- _Assignment_
In the records below, find each line containing the word "name" and copy it.

- _Exercise input_
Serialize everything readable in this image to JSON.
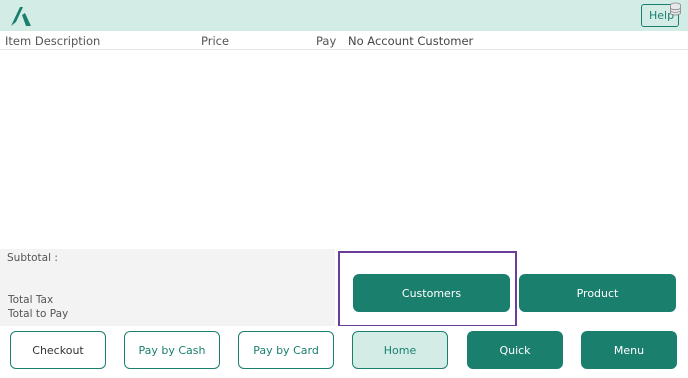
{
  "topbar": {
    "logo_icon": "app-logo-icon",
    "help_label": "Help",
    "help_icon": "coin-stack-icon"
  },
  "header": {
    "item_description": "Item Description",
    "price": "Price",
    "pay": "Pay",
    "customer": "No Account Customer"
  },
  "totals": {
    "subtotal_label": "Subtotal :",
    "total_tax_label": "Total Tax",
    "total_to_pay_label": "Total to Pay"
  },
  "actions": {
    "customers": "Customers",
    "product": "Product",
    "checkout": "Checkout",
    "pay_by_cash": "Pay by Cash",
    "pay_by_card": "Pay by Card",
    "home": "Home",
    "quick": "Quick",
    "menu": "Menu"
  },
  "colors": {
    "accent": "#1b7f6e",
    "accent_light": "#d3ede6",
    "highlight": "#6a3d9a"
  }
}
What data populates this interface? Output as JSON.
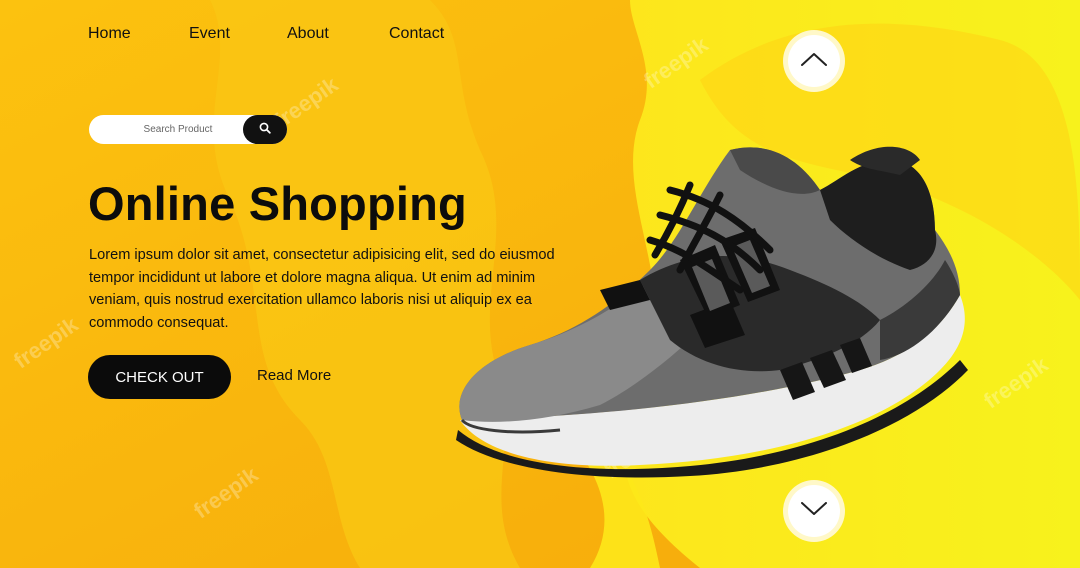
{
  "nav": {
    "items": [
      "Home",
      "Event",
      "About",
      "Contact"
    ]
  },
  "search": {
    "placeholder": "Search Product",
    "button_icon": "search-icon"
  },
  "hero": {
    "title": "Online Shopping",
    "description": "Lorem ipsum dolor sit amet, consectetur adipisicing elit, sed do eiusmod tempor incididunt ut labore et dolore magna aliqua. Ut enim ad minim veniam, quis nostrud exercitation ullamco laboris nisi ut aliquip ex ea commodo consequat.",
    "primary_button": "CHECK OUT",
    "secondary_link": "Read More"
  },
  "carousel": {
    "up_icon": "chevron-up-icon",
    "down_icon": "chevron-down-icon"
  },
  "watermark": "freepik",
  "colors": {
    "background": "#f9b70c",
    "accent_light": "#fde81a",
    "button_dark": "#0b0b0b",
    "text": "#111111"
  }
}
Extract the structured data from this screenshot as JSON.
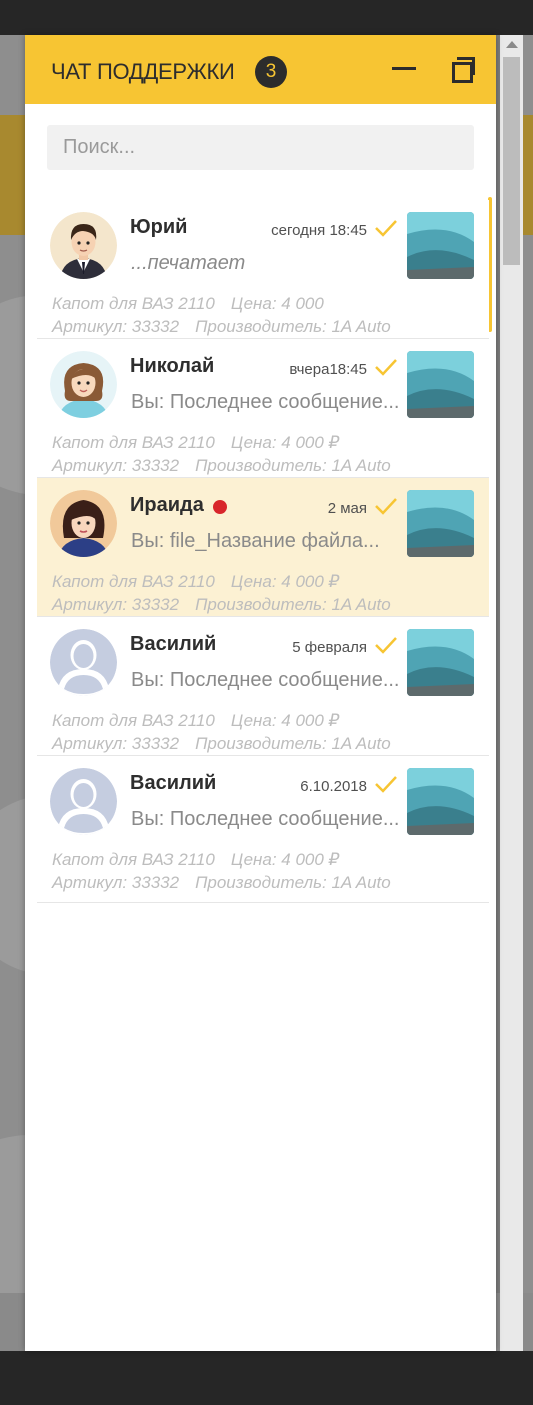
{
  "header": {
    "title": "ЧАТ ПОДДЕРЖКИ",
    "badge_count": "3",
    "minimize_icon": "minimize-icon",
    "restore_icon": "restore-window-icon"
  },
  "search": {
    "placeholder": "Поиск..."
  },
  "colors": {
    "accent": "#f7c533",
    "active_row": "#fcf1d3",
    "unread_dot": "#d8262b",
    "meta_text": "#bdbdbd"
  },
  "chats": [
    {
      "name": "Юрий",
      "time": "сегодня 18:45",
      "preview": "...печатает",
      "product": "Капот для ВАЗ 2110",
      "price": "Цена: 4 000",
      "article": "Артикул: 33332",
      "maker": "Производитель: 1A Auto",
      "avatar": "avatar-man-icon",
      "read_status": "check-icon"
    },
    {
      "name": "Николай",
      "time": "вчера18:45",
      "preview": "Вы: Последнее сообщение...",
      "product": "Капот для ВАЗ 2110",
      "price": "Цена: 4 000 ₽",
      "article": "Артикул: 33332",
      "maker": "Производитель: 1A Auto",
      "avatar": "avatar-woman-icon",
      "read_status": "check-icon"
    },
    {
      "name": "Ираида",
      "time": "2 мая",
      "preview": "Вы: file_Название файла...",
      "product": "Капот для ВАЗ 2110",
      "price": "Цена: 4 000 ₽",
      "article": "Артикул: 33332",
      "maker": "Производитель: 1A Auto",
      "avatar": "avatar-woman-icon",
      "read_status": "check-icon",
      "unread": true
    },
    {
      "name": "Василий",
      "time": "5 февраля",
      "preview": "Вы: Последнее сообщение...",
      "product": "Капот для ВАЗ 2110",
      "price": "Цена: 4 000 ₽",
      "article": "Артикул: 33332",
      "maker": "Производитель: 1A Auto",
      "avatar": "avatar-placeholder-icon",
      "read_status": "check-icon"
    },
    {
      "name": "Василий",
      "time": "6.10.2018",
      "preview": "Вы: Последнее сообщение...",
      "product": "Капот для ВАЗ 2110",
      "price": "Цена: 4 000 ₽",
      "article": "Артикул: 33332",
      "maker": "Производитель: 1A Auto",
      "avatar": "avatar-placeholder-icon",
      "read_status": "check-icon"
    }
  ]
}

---

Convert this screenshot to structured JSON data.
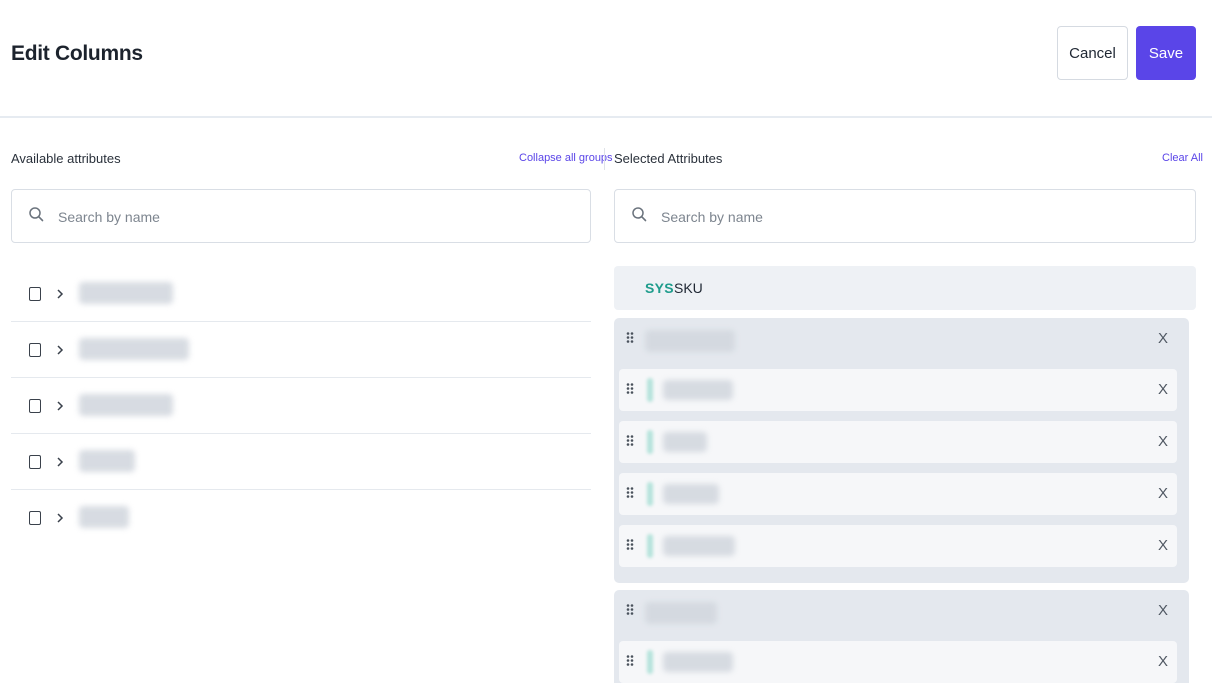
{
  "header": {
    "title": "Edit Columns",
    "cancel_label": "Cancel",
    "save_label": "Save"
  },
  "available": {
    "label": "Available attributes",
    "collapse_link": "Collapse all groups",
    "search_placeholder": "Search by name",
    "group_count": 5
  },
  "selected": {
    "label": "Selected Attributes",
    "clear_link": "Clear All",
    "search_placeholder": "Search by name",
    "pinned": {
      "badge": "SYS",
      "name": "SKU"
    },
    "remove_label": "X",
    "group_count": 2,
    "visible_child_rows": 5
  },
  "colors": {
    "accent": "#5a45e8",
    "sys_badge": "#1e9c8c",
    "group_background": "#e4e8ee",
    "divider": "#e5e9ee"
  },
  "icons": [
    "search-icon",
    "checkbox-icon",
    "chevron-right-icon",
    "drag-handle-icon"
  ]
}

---

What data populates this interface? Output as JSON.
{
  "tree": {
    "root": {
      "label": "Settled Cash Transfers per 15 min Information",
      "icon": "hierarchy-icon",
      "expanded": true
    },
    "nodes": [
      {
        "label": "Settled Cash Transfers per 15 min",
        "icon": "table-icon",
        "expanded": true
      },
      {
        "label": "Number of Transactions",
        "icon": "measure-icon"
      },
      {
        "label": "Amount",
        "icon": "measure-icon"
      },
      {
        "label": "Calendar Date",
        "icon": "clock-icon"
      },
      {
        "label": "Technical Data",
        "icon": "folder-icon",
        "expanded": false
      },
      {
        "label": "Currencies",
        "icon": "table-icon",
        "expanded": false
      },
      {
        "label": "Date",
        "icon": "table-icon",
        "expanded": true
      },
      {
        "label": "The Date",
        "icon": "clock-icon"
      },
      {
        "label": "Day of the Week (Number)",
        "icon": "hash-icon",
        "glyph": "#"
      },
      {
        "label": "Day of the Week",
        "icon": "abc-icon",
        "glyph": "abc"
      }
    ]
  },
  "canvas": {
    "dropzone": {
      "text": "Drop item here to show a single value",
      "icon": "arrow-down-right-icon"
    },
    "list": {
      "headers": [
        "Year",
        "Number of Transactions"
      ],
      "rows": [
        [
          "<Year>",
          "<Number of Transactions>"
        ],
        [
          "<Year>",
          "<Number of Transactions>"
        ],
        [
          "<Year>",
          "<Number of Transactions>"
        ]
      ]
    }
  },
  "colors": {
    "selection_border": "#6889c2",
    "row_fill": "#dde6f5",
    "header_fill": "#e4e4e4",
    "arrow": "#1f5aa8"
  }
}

- _Solution to this problem_
      "name": "Юрий",
      "name": "Николай",
      "name": "Ираида",
      "name": "Василий",
      "name": "Василий",
    "search_placeholder": "Search by name",
    "search_placeholder": "Search by name",
      "name": "SKU"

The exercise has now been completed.